[Stored items]
=== Begin Enclosure ===

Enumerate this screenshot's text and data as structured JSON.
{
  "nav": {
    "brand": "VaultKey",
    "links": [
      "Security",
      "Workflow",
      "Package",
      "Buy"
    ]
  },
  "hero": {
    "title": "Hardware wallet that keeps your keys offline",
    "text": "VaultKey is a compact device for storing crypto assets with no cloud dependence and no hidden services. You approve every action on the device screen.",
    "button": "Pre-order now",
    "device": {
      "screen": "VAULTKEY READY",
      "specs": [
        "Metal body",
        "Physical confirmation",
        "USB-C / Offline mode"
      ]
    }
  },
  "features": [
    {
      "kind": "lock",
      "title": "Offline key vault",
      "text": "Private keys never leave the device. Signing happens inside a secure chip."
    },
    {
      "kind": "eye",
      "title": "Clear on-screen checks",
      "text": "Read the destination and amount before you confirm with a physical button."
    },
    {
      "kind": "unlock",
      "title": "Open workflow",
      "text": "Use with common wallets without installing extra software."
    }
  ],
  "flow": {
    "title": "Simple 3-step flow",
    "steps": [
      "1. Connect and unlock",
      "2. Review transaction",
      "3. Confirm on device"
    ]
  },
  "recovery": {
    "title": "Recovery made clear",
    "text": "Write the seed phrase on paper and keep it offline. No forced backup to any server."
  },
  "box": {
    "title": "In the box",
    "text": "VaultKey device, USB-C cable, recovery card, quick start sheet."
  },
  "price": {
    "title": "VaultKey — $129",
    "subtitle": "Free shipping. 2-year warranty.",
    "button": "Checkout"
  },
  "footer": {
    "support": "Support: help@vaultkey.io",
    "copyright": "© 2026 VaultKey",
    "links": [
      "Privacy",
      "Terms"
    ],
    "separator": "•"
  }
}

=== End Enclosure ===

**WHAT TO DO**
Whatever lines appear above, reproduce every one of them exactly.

**SOLUTION TO THIS PROBLEM**
Enumerate this screenshot's text and data as structured JSON.
{
  "nav": {
    "brand": "VaultKey",
    "links": [
      "Security",
      "Workflow",
      "Package",
      "Buy"
    ]
  },
  "hero": {
    "title": "Hardware wallet that keeps your keys offline",
    "text": "VaultKey is a compact device for storing crypto assets with no cloud dependence and no hidden services. You approve every action on the device screen.",
    "button": "Pre-order now",
    "device": {
      "screen": "VAULTKEY READY",
      "specs": [
        "Metal body",
        "Physical confirmation",
        "USB-C / Offline mode"
      ]
    }
  },
  "features": [
    {
      "kind": "lock",
      "title": "Offline key vault",
      "text": "Private keys never leave the device. Signing happens inside a secure chip."
    },
    {
      "kind": "eye",
      "title": "Clear on-screen checks",
      "text": "Read the destination and amount before you confirm with a physical button."
    },
    {
      "kind": "unlock",
      "title": "Open workflow",
      "text": "Use with common wallets without installing extra software."
    }
  ],
  "flow": {
    "title": "Simple 3-step flow",
    "steps": [
      "1. Connect and unlock",
      "2. Review transaction",
      "3. Confirm on device"
    ]
  },
  "recovery": {
    "title": "Recovery made clear",
    "text": "Write the seed phrase on paper and keep it offline. No forced backup to any server."
  },
  "box": {
    "title": "In the box",
    "text": "VaultKey device, USB-C cable, recovery card, quick start sheet."
  },
  "price": {
    "title": "VaultKey — $129",
    "subtitle": "Free shipping. 2-year warranty.",
    "button": "Checkout"
  },
  "footer": {
    "support": "Support: help@vaultkey.io",
    "copyright": "© 2026 VaultKey",
    "links": [
      "Privacy",
      "Terms"
    ],
    "separator": "•"
  }
}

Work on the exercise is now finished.